Basically, plagiarism is using someone else's ideas as if they were your own. Even if you change the wording of the idea by paraphrasing or summarizing, if the idea originated in a brain other than your own, or if you've retrieved facts from a book, magazine, or web site, you must acknowledge your source. Similarly, all work submitted must be your own. You will not improve your writing if you let someone else do it for you. If I have even the slightest suspicion that plagiarism has taken place, I will submit your essay to a website that detects plagiarism and its sources. If it turns out that you did plagiarize, you'll receive a 0 for that essay and have it reported to the Dean of Students. I do encourage students to make use of the Writing Lab; they will help you, but they won't write or edit your essays for you.
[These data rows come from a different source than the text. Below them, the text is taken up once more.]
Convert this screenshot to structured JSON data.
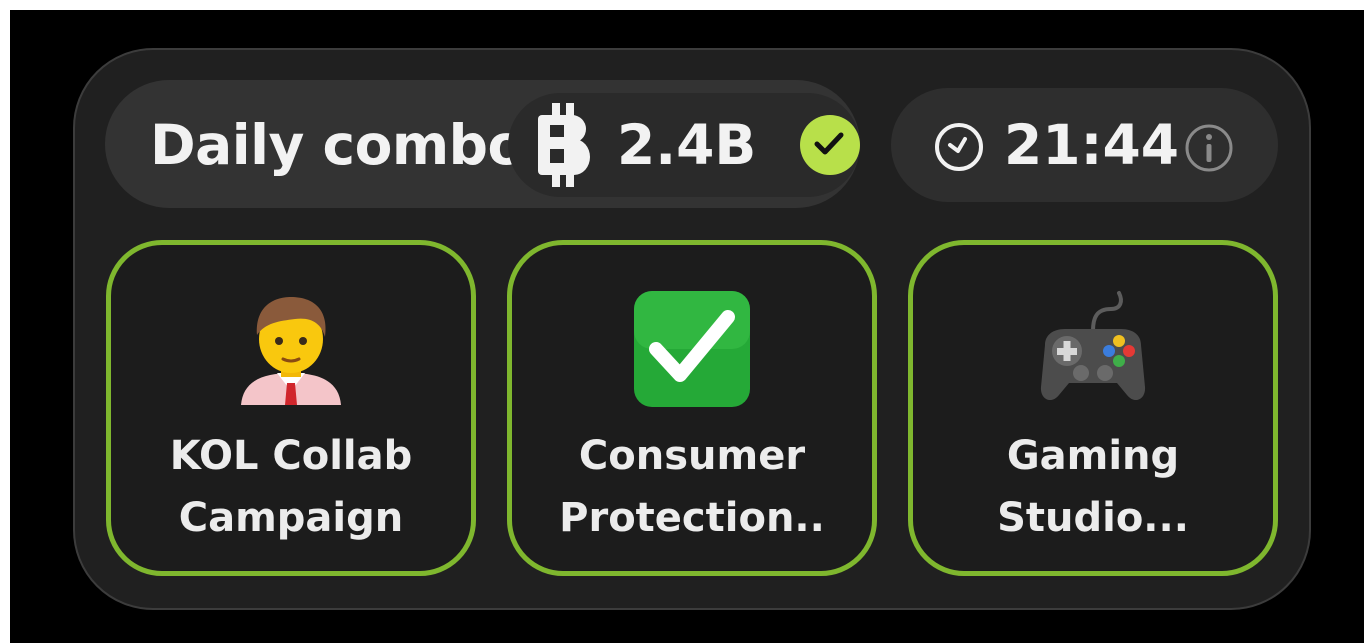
{
  "header": {
    "title": "Daily combo",
    "reward": "2.4B",
    "reward_icon": "coin-icon",
    "completed_icon": "check-badge-icon",
    "timer": "21:44",
    "timer_icon": "clock-icon",
    "info_icon": "info-icon"
  },
  "cards": [
    {
      "line1": "KOL Collab",
      "line2": "Campaign",
      "icon": "person-office-worker-icon"
    },
    {
      "line1": "Consumer",
      "line2": "Protection..",
      "icon": "green-check-icon"
    },
    {
      "line1": "Gaming",
      "line2": "Studio...",
      "icon": "game-controller-icon"
    }
  ],
  "colors": {
    "accent": "#7fb72e",
    "badge": "#b8e04a",
    "panel": "#202020",
    "background": "#000000"
  }
}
One final comment. I'm here to help you succeed. Please don't think I'm too busy to be able to talk to you about any problems you may be having. Don't hesitate to come and talk with me, or at the least, e-mail me. If you don't understand an assignment or an issue under discussion in class, ask questions; questions are the best way to learn! I know that if we all work together that this will be a great quarter! I look forward to getting to know all of you in the coming weeks.
Students with disabilities who have accommodation needs are required to meet with the Director of Disability Support Services, B233-G (telephone (425) 564-2498 or TTY (425 564-4110) to establish their eligibility for accommodation. In addition, students are encouraged to review their accommodation requirements with each instructor during the first week of the quarter.
Make sure to turn off any cell phones, pagers, and portable CD players before you enter the classroom. Applying make-up or hand creams or eating during class time is not appropriate behavior. Note: If you stop attending class and do not withdraw from class, I will have to give you a grade based on your work until that point.
The aim of this class is to enhance your writing and analytical skills, not just to receive a grade. Your grade will reflect the quality of work and care you put into the class throughout the whole quarter. Unfortunately, effort alone is not enough; I'll need to see changes in your writing that reflect the course goals and objectives. Your grade will be based on the following calculations:
Out-of-class essays: 100 x 4 = 400
In-class essays: 100
Marius responses: 20 x 5= 100
Presentations, etc. 50
TOTAL: 1000 points possible
A range: 900-1000; B range: 800-899; C range: 700-799; D range: 650-699; F= below 650